- [ASSIGNMENT]
An exact restatement of the entire listing is needed, excluding all images.

- [RECORD SET]
===
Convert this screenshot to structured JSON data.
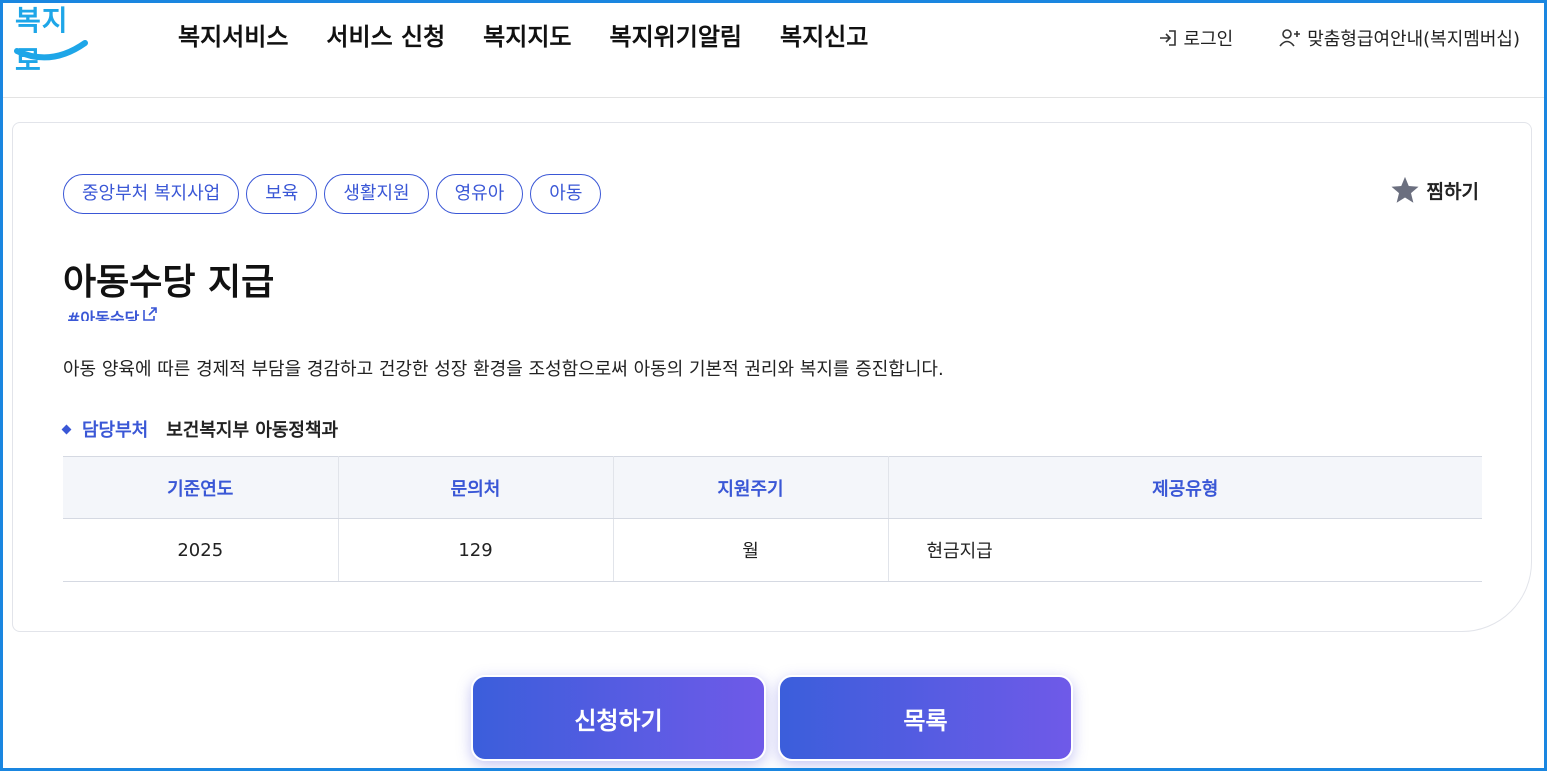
{
  "header": {
    "logo_text": "복지로",
    "nav": [
      "복지서비스",
      "서비스 신청",
      "복지지도",
      "복지위기알림",
      "복지신고"
    ],
    "login_label": "로그인",
    "membership_label": "맞춤형급여안내(복지멤버십)"
  },
  "service": {
    "tags": [
      "중앙부처 복지사업",
      "보육",
      "생활지원",
      "영유아",
      "아동"
    ],
    "bookmark_label": "찜하기",
    "title": "아동수당 지급",
    "hashtag": "#아동수당",
    "description": "아동 양육에 따른 경제적 부담을 경감하고 건강한 성장 환경을 조성함으로써 아동의 기본적 권리와 복지를 증진합니다.",
    "dept_label": "담당부처",
    "dept_value": "보건복지부 아동정책과"
  },
  "table": {
    "headers": [
      "기준연도",
      "문의처",
      "지원주기",
      "제공유형"
    ],
    "row": [
      "2025",
      "129",
      "월",
      "현금지급"
    ]
  },
  "buttons": {
    "apply_label": "신청하기",
    "list_label": "목록"
  },
  "colors": {
    "accent": "#3a57d6",
    "frame": "#1a86e0",
    "button_start": "#3b5edb",
    "button_end": "#6f5ae8"
  }
}
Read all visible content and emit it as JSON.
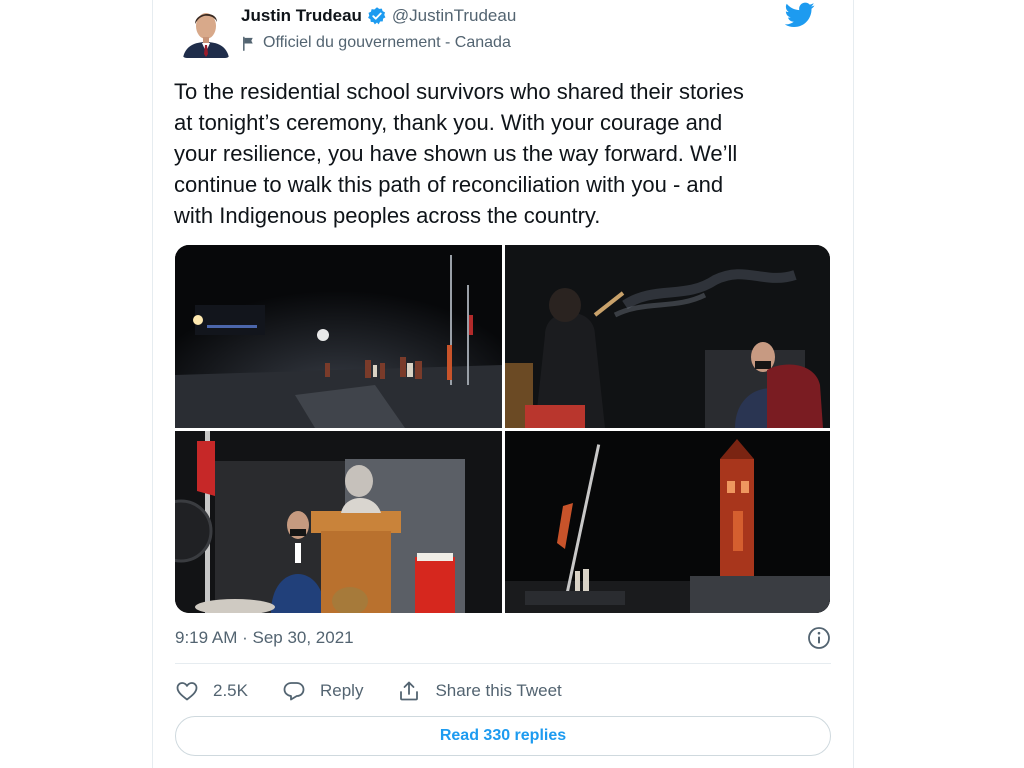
{
  "tweet": {
    "author": {
      "name": "Justin Trudeau",
      "handle": "@JustinTrudeau",
      "label": "Officiel du gouvernement - Canada",
      "verified": true
    },
    "text_lines": [
      "To the residential school survivors who shared their stories",
      "at tonight’s ceremony, thank you. With your courage and",
      "your resilience, you have shown us the way forward. We’ll",
      "continue to walk this path of reconciliation with you - and",
      "with Indigenous peoples across the country."
    ],
    "photos": [
      {
        "icon": "night-ceremony-photo"
      },
      {
        "icon": "smudging-ceremony-photo"
      },
      {
        "icon": "speaker-podium-photo"
      },
      {
        "icon": "peace-tower-photo"
      }
    ],
    "timestamp": "9:19 AM · Sep 30, 2021",
    "actions": {
      "like_count": "2.5K",
      "reply_label": "Reply",
      "share_label": "Share this Tweet"
    },
    "read_replies_label": "Read 330 replies"
  },
  "colors": {
    "accent": "#1d9bf0",
    "text_primary": "#0f1419",
    "text_secondary": "#536471",
    "border": "#e6ecf0"
  }
}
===
- [EXERCISE ANSWER]
Convert this screenshot to structured JSON data.
{
  "header": {
    "logo_text": "복지로",
    "nav": [
      "복지서비스",
      "서비스 신청",
      "복지지도",
      "복지위기알림",
      "복지신고"
    ],
    "login_label": "로그인",
    "membership_label": "맞춤형급여안내(복지멤버십)"
  },
  "service": {
    "tags": [
      "중앙부처 복지사업",
      "보육",
      "생활지원",
      "영유아",
      "아동"
    ],
    "bookmark_label": "찜하기",
    "title": "아동수당 지급",
    "hashtag": "#아동수당",
    "description": "아동 양육에 따른 경제적 부담을 경감하고 건강한 성장 환경을 조성함으로써 아동의 기본적 권리와 복지를 증진합니다.",
    "dept_label": "담당부처",
    "dept_value": "보건복지부 아동정책과"
  },
  "table": {
    "headers": [
      "기준연도",
      "문의처",
      "지원주기",
      "제공유형"
    ],
    "row": [
      "2025",
      "129",
      "월",
      "현금지급"
    ]
  },
  "buttons": {
    "apply_label": "신청하기",
    "list_label": "목록"
  },
  "colors": {
    "accent": "#3a57d6",
    "frame": "#1a86e0",
    "button_start": "#3b5edb",
    "button_end": "#6f5ae8"
  }
}
Read all visible content and emit it as JSON.
{
  "tweet": {
    "author": {
      "name": "Justin Trudeau",
      "handle": "@JustinTrudeau",
      "label": "Officiel du gouvernement - Canada",
      "verified": true
    },
    "text_lines": [
      "To the residential school survivors who shared their stories",
      "at tonight’s ceremony, thank you. With your courage and",
      "your resilience, you have shown us the way forward. We’ll",
      "continue to walk this path of reconciliation with you - and",
      "with Indigenous peoples across the country."
    ],
    "photos": [
      {
        "icon": "night-ceremony-photo"
      },
      {
        "icon": "smudging-ceremony-photo"
      },
      {
        "icon": "speaker-podium-photo"
      },
      {
        "icon": "peace-tower-photo"
      }
    ],
    "timestamp": "9:19 AM · Sep 30, 2021",
    "actions": {
      "like_count": "2.5K",
      "reply_label": "Reply",
      "share_label": "Share this Tweet"
    },
    "read_replies_label": "Read 330 replies"
  },
  "colors": {
    "accent": "#1d9bf0",
    "text_primary": "#0f1419",
    "text_secondary": "#536471",
    "border": "#e6ecf0"
  }
}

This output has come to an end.